= What you are asked to do =
Which lines below hold the word "DERECHOS"? Report each one.

==== Available data ====

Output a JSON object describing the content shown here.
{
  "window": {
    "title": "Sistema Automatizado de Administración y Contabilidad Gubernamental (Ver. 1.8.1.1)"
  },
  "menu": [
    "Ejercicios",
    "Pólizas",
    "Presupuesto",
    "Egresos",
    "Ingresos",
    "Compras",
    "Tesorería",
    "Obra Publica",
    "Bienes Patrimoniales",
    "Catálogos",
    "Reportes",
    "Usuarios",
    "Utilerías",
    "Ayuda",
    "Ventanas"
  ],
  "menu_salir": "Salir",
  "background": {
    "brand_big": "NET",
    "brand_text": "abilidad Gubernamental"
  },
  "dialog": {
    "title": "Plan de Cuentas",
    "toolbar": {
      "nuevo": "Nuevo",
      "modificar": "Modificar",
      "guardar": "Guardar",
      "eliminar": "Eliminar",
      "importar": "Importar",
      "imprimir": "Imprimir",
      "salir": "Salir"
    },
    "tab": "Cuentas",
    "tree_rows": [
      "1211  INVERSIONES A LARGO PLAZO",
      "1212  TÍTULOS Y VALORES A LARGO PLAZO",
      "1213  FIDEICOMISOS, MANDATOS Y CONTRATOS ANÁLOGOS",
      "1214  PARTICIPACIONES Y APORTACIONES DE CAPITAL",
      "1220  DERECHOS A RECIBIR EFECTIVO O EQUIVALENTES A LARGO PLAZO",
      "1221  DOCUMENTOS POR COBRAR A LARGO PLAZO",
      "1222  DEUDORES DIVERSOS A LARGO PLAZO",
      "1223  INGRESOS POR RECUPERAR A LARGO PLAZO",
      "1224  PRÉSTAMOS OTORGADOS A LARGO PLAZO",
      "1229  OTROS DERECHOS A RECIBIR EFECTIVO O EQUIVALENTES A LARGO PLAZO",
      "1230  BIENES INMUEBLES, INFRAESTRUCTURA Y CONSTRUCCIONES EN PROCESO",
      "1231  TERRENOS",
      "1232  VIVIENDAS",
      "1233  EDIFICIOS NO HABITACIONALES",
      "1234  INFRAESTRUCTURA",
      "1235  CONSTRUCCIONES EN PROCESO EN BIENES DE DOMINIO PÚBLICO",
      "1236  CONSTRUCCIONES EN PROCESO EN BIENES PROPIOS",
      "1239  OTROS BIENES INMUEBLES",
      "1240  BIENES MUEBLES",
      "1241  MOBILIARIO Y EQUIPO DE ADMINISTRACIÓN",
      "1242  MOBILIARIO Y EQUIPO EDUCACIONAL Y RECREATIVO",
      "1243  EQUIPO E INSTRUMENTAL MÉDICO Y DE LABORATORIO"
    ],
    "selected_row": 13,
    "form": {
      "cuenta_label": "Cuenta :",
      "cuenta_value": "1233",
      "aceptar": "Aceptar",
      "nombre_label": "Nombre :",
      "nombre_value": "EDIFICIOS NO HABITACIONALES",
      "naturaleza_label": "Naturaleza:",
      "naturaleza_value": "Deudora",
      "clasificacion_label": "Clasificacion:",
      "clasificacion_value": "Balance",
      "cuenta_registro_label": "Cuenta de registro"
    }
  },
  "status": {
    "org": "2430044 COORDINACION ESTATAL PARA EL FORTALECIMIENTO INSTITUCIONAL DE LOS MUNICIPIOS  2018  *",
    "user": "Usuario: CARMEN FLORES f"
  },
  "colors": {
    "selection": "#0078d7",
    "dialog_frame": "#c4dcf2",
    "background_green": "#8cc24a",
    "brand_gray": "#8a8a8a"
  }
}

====

= Solution to this task =
      "1220  DERECHOS A RECIBIR EFECTIVO O EQUIVALENTES A LARGO PLAZO",
      "1229  OTROS DERECHOS A RECIBIR EFECTIVO O EQUIVALENTES A LARGO PLAZO",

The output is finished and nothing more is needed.